“But before I go out with Joe, I’m going to experiment with some different things. My Synergy rig is so flexible; it has a vast number of modules that have actual preamp sections of quality boutique amps.
“I just hit a button and can be in a basement with a Marshall Plexi, a Diezel or a Soldano. That’s hard to get past, but I’m gonna experiment a bit with some other gear to see what I find.”
Last year’s Vai Academy was a big hit once again. You’ve been a great champion of young players, so that must be gratifying.
“Oh, man – It had to have been the best one. The whole thing was the entire highlight. My idea was to bring together many of these young freakazoid players who are hitting the scene now and doing amazing things, and get them together at this camp. I wasn’t sure how it would work – but, man, it was fantastic.
“One of the things I loved was jamming with every camper, and we were totally sold out. We had more than 200 campers, and every single one of them wanted to jam. I jammed with all of them, and it took four hours over four straight nights to do it, but it was so great.
“You never know what will happen. Sometimes they’re nervous, so I tell them, ‘Just play anything.’ Then my band kicks in for three or four minutes and it’s great.
Plus you had so many young virtuosos by your side.
“I think the campers, who are really students, enjoy these monster young players because it’s so fascinating to see what they can do.
“We had Tim Henson, Scott LePage, Marcin Patrzalek – who came out and dropped jaws – and Matteo Mancuso, along with Sarah Longfield, Mohini Dey and all these folks who offer so much. They're all so different, and I was thrilled to see and play with them all.”
Matteo Mancuso is breathtaking. His style and chops are like no-one else. He’s exceptional.
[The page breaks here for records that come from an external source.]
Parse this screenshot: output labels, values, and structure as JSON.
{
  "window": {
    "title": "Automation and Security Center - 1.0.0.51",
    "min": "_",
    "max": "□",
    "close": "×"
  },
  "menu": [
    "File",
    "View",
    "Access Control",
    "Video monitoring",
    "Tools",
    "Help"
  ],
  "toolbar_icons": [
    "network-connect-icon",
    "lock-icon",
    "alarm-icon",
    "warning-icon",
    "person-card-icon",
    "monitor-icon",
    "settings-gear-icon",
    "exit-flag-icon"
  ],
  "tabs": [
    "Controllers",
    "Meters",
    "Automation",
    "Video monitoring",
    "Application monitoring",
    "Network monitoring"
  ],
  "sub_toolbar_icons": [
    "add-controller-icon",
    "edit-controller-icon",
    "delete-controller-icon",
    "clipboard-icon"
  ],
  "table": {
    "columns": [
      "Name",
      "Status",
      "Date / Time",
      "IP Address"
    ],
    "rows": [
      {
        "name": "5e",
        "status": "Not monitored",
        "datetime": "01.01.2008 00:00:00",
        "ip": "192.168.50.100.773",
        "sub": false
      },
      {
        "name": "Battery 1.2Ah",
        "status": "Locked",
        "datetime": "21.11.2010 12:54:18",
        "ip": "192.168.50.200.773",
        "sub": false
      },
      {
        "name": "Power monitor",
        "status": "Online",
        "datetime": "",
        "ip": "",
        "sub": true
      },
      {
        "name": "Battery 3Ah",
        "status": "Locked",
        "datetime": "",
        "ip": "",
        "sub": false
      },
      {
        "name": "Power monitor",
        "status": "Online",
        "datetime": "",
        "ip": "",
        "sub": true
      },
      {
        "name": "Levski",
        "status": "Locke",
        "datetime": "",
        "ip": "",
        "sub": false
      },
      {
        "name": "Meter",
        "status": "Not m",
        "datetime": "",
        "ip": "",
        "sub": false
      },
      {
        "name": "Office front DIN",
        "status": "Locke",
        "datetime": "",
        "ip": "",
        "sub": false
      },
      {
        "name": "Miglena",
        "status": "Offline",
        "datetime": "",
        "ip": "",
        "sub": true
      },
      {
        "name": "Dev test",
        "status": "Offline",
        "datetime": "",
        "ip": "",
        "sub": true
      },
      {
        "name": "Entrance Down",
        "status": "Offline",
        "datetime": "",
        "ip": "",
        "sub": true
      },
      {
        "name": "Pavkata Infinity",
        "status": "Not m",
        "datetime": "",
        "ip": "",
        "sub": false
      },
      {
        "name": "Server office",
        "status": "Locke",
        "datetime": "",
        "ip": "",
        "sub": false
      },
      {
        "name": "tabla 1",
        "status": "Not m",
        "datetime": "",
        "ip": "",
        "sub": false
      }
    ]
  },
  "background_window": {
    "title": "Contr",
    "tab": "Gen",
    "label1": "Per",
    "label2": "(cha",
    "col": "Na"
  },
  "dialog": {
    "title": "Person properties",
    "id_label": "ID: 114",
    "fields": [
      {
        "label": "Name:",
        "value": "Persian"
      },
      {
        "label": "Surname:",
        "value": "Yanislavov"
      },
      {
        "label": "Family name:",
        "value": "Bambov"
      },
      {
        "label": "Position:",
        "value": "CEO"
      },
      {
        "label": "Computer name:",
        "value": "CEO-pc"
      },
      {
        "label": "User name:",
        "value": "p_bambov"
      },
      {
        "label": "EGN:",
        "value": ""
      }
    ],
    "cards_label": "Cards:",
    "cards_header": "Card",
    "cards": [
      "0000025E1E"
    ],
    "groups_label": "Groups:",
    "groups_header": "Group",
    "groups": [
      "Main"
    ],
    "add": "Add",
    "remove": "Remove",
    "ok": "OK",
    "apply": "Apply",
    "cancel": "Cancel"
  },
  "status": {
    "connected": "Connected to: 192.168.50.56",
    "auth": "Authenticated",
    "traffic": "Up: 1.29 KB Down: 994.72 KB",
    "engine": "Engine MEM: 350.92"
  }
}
“Yeah, he’s one of those special cases. I talked to him when he was developing his style. He decided to use his fingers, and I always thought, ‘If anybody ever did that – really honed their chops using their fingers – their ability to navigate the neck, do arpeggios, sweeps and runs would be outstanding.’ Boy, that is exactly what he’s doing.
“Matteo can navigate these breathtaking riffs that are close to impossible with a pick, and just don’t sound the same that way. He stumbled onto something and then fine-tuned it, and it's fascinating. It reminds me of when I went to Berklee, and maybe three guys had unfathomable chops.
“There was this guy named Lorn Leber. I would watch him play –we would all watch him play – and we’d just end up throwing our picks on the table because he would smoke everybody. He would pick every note and do these incredible, angular things with dense harmonic structures.
“A couple of guys at Berklee were doing that, and when I met Matteo Mancuso, I thought, ‘This is kind of like a Berklee guy but at the top of the food chain.’ So I’m eager and very excited to see how his career unfolds, the kind of music he gets into and the different shapes he gets into. Plus, he’s a real sweetheart and a super-nice kid.”
What can you tell us about the music you're working on with Joe?
“It’s not far off from what you might expect. I’ve got a couple of songs from him so far, and they’re just beautifully Joe. They have his DNA and melodic sensibility stamped all over them, and they're exceptionally good.
“But as Joe and I construct this music, we’re leaving space for each other to express our ideas, and it’s coming along great. I’m looking at it right now – I’m staring at a session right now. I’ve got 10 days to finish it all!”
- Tickets for the G3 and Satch/Vai tours are available via Vai.com.